* Work to be completed
Please output the entries below exactly as they are.

----- Source material

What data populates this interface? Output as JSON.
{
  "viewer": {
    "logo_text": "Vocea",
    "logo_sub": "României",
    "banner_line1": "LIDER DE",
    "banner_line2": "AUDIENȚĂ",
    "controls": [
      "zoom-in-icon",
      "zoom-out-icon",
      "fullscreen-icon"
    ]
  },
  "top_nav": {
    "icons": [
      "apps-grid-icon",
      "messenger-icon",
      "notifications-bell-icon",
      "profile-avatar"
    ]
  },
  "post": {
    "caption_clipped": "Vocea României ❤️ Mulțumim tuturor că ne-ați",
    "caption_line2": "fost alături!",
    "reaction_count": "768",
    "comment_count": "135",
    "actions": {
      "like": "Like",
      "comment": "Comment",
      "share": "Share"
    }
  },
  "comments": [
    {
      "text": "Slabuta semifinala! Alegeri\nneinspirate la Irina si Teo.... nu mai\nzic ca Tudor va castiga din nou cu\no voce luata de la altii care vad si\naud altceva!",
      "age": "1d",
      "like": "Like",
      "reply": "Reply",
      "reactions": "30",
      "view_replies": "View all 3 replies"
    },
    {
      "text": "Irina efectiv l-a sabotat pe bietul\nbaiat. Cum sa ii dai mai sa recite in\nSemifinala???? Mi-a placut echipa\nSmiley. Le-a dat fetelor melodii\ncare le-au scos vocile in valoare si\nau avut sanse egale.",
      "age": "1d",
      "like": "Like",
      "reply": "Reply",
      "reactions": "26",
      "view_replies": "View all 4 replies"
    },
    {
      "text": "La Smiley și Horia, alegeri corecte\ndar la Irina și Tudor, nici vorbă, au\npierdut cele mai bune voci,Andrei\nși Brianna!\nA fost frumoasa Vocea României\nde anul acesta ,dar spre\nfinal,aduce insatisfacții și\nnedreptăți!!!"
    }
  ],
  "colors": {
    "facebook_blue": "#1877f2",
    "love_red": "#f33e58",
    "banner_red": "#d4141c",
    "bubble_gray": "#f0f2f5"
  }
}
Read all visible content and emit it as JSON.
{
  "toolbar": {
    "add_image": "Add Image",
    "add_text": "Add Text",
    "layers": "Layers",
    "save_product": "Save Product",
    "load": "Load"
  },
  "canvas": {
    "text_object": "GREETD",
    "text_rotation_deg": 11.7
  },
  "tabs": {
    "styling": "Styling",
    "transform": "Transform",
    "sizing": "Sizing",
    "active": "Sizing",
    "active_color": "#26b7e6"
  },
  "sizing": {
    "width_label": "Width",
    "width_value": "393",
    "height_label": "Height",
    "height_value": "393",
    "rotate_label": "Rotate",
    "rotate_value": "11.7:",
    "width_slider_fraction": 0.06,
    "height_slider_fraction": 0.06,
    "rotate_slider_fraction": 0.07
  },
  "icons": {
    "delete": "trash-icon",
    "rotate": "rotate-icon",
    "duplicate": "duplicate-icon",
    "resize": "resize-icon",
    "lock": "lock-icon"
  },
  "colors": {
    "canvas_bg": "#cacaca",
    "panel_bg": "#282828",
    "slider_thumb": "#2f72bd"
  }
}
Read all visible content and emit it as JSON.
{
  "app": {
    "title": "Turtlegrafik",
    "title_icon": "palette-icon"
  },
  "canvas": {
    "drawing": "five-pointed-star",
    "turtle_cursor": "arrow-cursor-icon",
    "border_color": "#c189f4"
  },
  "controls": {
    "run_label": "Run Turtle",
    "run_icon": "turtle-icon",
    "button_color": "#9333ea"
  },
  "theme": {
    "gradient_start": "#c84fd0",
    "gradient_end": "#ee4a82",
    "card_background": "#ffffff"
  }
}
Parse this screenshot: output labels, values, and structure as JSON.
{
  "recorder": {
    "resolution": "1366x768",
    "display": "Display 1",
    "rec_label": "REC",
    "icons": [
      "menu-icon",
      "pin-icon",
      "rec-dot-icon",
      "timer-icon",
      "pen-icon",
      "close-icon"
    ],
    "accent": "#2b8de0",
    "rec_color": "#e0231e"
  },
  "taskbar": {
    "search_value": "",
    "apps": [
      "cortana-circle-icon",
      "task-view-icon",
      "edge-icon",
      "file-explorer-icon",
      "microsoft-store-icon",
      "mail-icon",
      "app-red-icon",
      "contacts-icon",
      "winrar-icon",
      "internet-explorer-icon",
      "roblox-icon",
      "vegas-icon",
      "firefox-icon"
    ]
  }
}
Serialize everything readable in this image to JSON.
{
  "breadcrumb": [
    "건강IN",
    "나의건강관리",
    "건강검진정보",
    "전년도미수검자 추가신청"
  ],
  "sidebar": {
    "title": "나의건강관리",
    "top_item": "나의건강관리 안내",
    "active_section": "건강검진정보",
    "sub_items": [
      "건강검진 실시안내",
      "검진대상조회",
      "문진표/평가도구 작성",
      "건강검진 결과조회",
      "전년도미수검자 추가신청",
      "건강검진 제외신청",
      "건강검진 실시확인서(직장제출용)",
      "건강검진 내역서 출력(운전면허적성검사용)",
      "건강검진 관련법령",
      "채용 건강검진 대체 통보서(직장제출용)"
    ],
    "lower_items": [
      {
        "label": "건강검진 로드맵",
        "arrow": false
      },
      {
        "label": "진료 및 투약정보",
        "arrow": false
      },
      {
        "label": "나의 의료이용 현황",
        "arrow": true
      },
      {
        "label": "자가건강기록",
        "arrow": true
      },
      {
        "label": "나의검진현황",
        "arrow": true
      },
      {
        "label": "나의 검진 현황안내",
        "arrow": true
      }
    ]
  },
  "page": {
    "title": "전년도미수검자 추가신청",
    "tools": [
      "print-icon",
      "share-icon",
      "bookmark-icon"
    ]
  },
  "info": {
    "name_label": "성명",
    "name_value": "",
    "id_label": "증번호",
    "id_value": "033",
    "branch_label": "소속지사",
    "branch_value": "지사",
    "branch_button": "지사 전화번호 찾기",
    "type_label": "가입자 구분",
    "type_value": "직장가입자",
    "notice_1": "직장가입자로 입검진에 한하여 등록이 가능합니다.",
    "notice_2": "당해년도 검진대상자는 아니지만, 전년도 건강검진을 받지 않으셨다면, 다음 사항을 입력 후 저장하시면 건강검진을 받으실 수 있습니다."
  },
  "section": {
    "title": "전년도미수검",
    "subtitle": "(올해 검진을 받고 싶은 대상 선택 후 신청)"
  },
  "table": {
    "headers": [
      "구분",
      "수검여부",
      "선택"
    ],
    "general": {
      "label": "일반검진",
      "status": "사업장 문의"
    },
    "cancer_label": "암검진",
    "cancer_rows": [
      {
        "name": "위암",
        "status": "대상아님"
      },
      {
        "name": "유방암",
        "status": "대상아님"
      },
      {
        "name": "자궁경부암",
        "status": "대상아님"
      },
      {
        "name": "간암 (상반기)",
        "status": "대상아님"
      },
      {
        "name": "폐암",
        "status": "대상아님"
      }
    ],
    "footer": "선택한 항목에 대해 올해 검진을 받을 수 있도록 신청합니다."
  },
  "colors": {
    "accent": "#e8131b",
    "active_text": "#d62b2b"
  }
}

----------

* The completed task
What data populates this interface? Output as JSON.
{
  "viewer": {
    "logo_text": "Vocea",
    "logo_sub": "României",
    "banner_line1": "LIDER DE",
    "banner_line2": "AUDIENȚĂ",
    "controls": [
      "zoom-in-icon",
      "zoom-out-icon",
      "fullscreen-icon"
    ]
  },
  "top_nav": {
    "icons": [
      "apps-grid-icon",
      "messenger-icon",
      "notifications-bell-icon",
      "profile-avatar"
    ]
  },
  "post": {
    "caption_clipped": "Vocea României ❤️ Mulțumim tuturor că ne-ați",
    "caption_line2": "fost alături!",
    "reaction_count": "768",
    "comment_count": "135",
    "actions": {
      "like": "Like",
      "comment": "Comment",
      "share": "Share"
    }
  },
  "comments": [
    {
      "text": "Slabuta semifinala! Alegeri\nneinspirate la Irina si Teo.... nu mai\nzic ca Tudor va castiga din nou cu\no voce luata de la altii care vad si\naud altceva!",
      "age": "1d",
      "like": "Like",
      "reply": "Reply",
      "reactions": "30",
      "view_replies": "View all 3 replies"
    },
    {
      "text": "Irina efectiv l-a sabotat pe bietul\nbaiat. Cum sa ii dai mai sa recite in\nSemifinala???? Mi-a placut echipa\nSmiley. Le-a dat fetelor melodii\ncare le-au scos vocile in valoare si\nau avut sanse egale.",
      "age": "1d",
      "like": "Like",
      "reply": "Reply",
      "reactions": "26",
      "view_replies": "View all 4 replies"
    },
    {
      "text": "La Smiley și Horia, alegeri corecte\ndar la Irina și Tudor, nici vorbă, au\npierdut cele mai bune voci,Andrei\nși Brianna!\nA fost frumoasa Vocea României\nde anul acesta ,dar spre\nfinal,aduce insatisfacții și\nnedreptăți!!!"
    }
  ],
  "colors": {
    "facebook_blue": "#1877f2",
    "love_red": "#f33e58",
    "banner_red": "#d4141c",
    "bubble_gray": "#f0f2f5"
  }
}
Read all visible content and emit it as JSON.
{
  "toolbar": {
    "add_image": "Add Image",
    "add_text": "Add Text",
    "layers": "Layers",
    "save_product": "Save Product",
    "load": "Load"
  },
  "canvas": {
    "text_object": "GREETD",
    "text_rotation_deg": 11.7
  },
  "tabs": {
    "styling": "Styling",
    "transform": "Transform",
    "sizing": "Sizing",
    "active": "Sizing",
    "active_color": "#26b7e6"
  },
  "sizing": {
    "width_label": "Width",
    "width_value": "393",
    "height_label": "Height",
    "height_value": "393",
    "rotate_label": "Rotate",
    "rotate_value": "11.7:",
    "width_slider_fraction": 0.06,
    "height_slider_fraction": 0.06,
    "rotate_slider_fraction": 0.07
  },
  "icons": {
    "delete": "trash-icon",
    "rotate": "rotate-icon",
    "duplicate": "duplicate-icon",
    "resize": "resize-icon",
    "lock": "lock-icon"
  },
  "colors": {
    "canvas_bg": "#cacaca",
    "panel_bg": "#282828",
    "slider_thumb": "#2f72bd"
  }
}
Read all visible content and emit it as JSON.
{
  "app": {
    "title": "Turtlegrafik",
    "title_icon": "palette-icon"
  },
  "canvas": {
    "drawing": "five-pointed-star",
    "turtle_cursor": "arrow-cursor-icon",
    "border_color": "#c189f4"
  },
  "controls": {
    "run_label": "Run Turtle",
    "run_icon": "turtle-icon",
    "button_color": "#9333ea"
  },
  "theme": {
    "gradient_start": "#c84fd0",
    "gradient_end": "#ee4a82",
    "card_background": "#ffffff"
  }
}
Parse this screenshot: output labels, values, and structure as JSON.
{
  "recorder": {
    "resolution": "1366x768",
    "display": "Display 1",
    "rec_label": "REC",
    "icons": [
      "menu-icon",
      "pin-icon",
      "rec-dot-icon",
      "timer-icon",
      "pen-icon",
      "close-icon"
    ],
    "accent": "#2b8de0",
    "rec_color": "#e0231e"
  },
  "taskbar": {
    "search_value": "",
    "apps": [
      "cortana-circle-icon",
      "task-view-icon",
      "edge-icon",
      "file-explorer-icon",
      "microsoft-store-icon",
      "mail-icon",
      "app-red-icon",
      "contacts-icon",
      "winrar-icon",
      "internet-explorer-icon",
      "roblox-icon",
      "vegas-icon",
      "firefox-icon"
    ]
  }
}
Serialize everything readable in this image to JSON.
{
  "breadcrumb": [
    "건강IN",
    "나의건강관리",
    "건강검진정보",
    "전년도미수검자 추가신청"
  ],
  "sidebar": {
    "title": "나의건강관리",
    "top_item": "나의건강관리 안내",
    "active_section": "건강검진정보",
    "sub_items": [
      "건강검진 실시안내",
      "검진대상조회",
      "문진표/평가도구 작성",
      "건강검진 결과조회",
      "전년도미수검자 추가신청",
      "건강검진 제외신청",
      "건강검진 실시확인서(직장제출용)",
      "건강검진 내역서 출력(운전면허적성검사용)",
      "건강검진 관련법령",
      "채용 건강검진 대체 통보서(직장제출용)"
    ],
    "lower_items": [
      {
        "label": "건강검진 로드맵",
        "arrow": false
      },
      {
        "label": "진료 및 투약정보",
        "arrow": false
      },
      {
        "label": "나의 의료이용 현황",
        "arrow": true
      },
      {
        "label": "자가건강기록",
        "arrow": true
      },
      {
        "label": "나의검진현황",
        "arrow": true
      },
      {
        "label": "나의 검진 현황안내",
        "arrow": true
      }
    ]
  },
  "page": {
    "title": "전년도미수검자 추가신청",
    "tools": [
      "print-icon",
      "share-icon",
      "bookmark-icon"
    ]
  },
  "info": {
    "name_label": "성명",
    "name_value": "",
    "id_label": "증번호",
    "id_value": "033",
    "branch_label": "소속지사",
    "branch_value": "지사",
    "branch_button": "지사 전화번호 찾기",
    "type_label": "가입자 구분",
    "type_value": "직장가입자",
    "notice_1": "직장가입자로 입검진에 한하여 등록이 가능합니다.",
    "notice_2": "당해년도 검진대상자는 아니지만, 전년도 건강검진을 받지 않으셨다면, 다음 사항을 입력 후 저장하시면 건강검진을 받으실 수 있습니다."
  },
  "section": {
    "title": "전년도미수검",
    "subtitle": "(올해 검진을 받고 싶은 대상 선택 후 신청)"
  },
  "table": {
    "headers": [
      "구분",
      "수검여부",
      "선택"
    ],
    "general": {
      "label": "일반검진",
      "status": "사업장 문의"
    },
    "cancer_label": "암검진",
    "cancer_rows": [
      {
        "name": "위암",
        "status": "대상아님"
      },
      {
        "name": "유방암",
        "status": "대상아님"
      },
      {
        "name": "자궁경부암",
        "status": "대상아님"
      },
      {
        "name": "간암 (상반기)",
        "status": "대상아님"
      },
      {
        "name": "폐암",
        "status": "대상아님"
      }
    ],
    "footer": "선택한 항목에 대해 올해 검진을 받을 수 있도록 신청합니다."
  },
  "colors": {
    "accent": "#e8131b",
    "active_text": "#d62b2b"
  }
}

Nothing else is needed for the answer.